> [Exercise instructions] What you return should be each line of the data containing the string "true".
(Beginning of The input)
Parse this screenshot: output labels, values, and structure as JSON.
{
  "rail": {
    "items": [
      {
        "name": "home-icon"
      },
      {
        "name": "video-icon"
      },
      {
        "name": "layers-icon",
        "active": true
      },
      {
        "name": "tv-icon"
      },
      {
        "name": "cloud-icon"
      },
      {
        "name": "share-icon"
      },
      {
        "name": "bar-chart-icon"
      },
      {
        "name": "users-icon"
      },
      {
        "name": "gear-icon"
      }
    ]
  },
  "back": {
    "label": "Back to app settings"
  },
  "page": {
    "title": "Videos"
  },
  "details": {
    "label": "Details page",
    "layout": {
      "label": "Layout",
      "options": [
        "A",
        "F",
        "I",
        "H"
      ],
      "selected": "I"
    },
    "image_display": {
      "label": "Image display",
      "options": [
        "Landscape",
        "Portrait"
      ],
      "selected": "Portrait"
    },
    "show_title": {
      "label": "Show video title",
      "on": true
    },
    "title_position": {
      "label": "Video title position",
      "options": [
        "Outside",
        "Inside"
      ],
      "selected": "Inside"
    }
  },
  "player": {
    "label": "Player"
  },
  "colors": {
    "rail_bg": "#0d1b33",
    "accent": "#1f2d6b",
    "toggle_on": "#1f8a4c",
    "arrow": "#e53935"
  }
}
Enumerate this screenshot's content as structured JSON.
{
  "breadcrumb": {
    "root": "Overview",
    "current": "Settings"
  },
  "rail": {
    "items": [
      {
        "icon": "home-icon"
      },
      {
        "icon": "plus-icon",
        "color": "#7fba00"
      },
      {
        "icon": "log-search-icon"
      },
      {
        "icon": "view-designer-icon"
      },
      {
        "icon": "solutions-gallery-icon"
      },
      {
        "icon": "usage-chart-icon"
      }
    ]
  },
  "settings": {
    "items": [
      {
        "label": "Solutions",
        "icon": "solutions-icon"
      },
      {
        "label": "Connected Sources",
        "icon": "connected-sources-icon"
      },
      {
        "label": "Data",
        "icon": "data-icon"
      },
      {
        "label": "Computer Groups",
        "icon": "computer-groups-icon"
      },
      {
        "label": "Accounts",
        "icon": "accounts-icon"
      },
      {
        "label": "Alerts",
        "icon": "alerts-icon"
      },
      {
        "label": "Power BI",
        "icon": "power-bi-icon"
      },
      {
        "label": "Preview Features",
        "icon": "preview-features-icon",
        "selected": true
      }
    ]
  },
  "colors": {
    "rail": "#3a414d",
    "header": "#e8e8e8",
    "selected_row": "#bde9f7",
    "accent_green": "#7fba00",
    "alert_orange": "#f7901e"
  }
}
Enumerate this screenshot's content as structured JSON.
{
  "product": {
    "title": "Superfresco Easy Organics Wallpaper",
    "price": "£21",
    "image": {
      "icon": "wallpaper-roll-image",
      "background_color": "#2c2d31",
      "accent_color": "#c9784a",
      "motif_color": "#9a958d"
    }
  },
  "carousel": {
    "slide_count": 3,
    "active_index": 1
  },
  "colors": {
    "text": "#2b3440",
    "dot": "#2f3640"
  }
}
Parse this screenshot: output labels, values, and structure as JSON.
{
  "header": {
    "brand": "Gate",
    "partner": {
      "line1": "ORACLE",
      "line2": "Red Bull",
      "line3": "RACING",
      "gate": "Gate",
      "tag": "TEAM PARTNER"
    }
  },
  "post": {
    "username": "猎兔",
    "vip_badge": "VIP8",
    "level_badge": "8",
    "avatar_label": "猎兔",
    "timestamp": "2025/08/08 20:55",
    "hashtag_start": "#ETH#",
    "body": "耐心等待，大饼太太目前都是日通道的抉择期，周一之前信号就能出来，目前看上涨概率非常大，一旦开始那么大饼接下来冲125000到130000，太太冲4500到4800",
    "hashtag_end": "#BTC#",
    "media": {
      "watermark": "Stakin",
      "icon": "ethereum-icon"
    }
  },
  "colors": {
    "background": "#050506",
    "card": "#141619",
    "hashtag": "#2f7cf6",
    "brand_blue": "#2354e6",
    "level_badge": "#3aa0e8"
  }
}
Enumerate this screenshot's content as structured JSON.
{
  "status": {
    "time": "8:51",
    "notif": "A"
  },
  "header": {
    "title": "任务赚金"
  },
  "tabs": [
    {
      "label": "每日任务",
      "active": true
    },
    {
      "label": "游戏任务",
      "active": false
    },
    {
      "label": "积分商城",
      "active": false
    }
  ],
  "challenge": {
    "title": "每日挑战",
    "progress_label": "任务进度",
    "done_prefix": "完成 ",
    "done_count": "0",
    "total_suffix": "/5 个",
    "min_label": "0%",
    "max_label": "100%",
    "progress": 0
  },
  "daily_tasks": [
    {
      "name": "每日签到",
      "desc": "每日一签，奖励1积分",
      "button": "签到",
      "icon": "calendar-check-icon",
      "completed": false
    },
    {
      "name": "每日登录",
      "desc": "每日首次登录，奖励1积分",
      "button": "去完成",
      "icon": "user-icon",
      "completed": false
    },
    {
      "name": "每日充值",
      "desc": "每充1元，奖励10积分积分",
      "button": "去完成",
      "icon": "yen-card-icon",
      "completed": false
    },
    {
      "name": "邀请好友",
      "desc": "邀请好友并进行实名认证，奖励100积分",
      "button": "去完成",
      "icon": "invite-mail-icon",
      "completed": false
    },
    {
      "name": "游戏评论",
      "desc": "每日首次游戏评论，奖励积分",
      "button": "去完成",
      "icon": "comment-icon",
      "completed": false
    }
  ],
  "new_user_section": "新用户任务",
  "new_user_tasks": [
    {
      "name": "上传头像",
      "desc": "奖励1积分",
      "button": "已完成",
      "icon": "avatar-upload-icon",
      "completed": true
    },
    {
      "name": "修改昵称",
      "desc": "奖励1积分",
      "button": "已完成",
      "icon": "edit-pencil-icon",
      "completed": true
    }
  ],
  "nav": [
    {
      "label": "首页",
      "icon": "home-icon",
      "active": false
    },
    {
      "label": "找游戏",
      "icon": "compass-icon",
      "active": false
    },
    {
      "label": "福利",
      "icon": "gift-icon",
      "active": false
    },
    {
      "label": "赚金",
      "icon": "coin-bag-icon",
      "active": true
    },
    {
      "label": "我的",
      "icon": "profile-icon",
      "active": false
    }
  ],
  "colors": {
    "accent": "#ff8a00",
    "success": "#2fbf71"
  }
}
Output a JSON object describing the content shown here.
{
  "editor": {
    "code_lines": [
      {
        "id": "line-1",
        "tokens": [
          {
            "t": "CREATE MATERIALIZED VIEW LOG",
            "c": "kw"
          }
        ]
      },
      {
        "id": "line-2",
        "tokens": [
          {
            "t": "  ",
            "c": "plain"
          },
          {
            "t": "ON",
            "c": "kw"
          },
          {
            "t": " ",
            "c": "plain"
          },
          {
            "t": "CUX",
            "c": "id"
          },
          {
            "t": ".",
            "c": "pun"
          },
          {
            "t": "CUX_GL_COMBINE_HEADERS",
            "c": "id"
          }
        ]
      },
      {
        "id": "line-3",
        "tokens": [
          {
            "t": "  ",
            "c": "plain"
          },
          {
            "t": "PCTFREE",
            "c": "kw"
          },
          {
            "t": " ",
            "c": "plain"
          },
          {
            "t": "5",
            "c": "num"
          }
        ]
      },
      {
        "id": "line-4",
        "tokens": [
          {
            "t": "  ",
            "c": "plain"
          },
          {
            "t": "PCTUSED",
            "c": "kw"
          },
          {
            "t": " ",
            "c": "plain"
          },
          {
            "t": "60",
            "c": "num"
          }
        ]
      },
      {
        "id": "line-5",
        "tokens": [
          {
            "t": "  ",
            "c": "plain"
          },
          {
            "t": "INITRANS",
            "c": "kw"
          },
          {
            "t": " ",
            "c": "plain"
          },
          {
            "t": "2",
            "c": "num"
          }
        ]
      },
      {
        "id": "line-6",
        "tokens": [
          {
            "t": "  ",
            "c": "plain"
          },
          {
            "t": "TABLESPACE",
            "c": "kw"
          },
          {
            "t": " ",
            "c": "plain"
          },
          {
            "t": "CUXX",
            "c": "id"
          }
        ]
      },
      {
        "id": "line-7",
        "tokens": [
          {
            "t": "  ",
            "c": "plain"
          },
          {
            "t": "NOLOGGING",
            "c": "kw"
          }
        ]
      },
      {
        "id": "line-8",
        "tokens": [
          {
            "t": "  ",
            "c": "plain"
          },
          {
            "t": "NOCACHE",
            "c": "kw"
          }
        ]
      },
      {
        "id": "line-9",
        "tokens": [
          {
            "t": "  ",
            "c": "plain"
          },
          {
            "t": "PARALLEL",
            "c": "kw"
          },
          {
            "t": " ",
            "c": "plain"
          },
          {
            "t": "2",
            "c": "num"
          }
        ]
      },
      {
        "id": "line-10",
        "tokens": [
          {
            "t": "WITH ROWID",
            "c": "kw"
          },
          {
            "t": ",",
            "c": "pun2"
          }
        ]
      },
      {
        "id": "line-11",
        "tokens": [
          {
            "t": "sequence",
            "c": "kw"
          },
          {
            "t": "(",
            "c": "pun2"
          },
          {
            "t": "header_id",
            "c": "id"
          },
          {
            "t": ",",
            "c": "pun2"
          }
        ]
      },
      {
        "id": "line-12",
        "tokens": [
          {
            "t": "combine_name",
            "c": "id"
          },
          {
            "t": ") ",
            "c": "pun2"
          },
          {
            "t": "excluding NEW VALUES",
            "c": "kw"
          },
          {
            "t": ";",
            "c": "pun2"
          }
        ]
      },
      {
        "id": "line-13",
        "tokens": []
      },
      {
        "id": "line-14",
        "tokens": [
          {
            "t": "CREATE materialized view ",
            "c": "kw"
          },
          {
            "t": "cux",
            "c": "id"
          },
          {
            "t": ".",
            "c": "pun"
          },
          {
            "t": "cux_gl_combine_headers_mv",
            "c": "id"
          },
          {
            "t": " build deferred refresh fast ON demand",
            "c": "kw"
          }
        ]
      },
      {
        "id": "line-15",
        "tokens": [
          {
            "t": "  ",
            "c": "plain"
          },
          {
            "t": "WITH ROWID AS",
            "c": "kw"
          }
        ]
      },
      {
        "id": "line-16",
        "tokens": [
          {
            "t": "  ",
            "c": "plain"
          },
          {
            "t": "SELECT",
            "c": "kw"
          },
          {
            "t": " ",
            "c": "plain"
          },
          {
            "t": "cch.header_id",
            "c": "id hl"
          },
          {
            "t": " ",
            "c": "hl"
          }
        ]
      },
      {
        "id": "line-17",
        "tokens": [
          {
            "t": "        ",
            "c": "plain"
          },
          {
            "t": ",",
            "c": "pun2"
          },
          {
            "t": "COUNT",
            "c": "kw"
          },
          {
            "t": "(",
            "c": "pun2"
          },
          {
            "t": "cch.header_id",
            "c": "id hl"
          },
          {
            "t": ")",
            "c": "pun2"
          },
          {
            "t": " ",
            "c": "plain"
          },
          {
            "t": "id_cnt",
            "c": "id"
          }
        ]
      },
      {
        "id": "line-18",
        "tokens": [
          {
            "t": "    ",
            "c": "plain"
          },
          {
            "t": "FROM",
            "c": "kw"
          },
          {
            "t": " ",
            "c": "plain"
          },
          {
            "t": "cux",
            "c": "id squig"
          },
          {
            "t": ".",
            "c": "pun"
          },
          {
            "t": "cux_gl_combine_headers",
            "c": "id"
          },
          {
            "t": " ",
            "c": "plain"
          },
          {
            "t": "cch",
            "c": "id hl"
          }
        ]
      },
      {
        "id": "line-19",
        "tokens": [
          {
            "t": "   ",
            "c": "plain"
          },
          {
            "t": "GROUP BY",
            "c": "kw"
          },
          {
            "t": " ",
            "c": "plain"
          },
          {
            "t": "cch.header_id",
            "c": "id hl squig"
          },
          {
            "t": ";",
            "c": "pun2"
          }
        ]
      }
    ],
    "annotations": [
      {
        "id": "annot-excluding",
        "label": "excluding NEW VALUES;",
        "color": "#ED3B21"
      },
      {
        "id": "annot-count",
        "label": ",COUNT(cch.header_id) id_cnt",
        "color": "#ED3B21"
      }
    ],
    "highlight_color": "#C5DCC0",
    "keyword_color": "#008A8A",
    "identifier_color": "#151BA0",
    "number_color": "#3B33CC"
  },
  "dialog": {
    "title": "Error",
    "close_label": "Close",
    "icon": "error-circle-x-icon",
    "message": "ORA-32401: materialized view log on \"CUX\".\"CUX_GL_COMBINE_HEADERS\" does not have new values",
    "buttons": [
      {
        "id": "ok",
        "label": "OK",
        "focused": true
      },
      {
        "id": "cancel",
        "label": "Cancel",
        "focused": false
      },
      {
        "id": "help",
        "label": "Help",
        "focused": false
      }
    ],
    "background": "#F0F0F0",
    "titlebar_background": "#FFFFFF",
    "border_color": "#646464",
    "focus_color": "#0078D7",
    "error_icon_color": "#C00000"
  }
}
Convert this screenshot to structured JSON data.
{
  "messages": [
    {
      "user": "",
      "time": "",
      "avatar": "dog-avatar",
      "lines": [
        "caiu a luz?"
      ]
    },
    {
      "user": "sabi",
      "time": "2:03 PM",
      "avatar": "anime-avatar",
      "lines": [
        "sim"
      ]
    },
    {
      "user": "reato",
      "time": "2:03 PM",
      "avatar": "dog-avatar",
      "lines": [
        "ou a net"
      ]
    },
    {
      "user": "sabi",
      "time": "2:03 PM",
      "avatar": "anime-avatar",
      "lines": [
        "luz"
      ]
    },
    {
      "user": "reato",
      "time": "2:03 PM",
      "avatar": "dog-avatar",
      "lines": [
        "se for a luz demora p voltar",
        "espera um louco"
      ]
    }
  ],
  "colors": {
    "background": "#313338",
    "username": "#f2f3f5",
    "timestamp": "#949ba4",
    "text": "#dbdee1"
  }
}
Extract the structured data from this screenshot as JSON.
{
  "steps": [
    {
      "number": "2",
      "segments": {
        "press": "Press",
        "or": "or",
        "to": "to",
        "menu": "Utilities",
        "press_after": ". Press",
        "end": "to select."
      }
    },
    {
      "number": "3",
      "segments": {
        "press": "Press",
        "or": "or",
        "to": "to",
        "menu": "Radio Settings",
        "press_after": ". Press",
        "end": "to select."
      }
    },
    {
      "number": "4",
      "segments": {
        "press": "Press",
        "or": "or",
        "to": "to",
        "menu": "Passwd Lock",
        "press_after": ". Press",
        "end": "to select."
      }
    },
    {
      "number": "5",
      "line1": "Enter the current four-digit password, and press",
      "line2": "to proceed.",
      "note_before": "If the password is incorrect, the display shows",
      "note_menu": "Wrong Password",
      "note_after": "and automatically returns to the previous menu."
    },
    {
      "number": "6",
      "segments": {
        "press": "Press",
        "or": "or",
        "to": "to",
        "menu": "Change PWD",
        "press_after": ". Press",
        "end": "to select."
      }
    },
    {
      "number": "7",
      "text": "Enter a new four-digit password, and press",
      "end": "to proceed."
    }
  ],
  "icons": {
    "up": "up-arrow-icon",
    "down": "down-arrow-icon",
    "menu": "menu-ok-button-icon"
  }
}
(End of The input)
> [Result]
        "active": true
      "on": true
        "selected": true
      "active": true
      "completed": true
      "completed": true
      "active": true
        "focused": true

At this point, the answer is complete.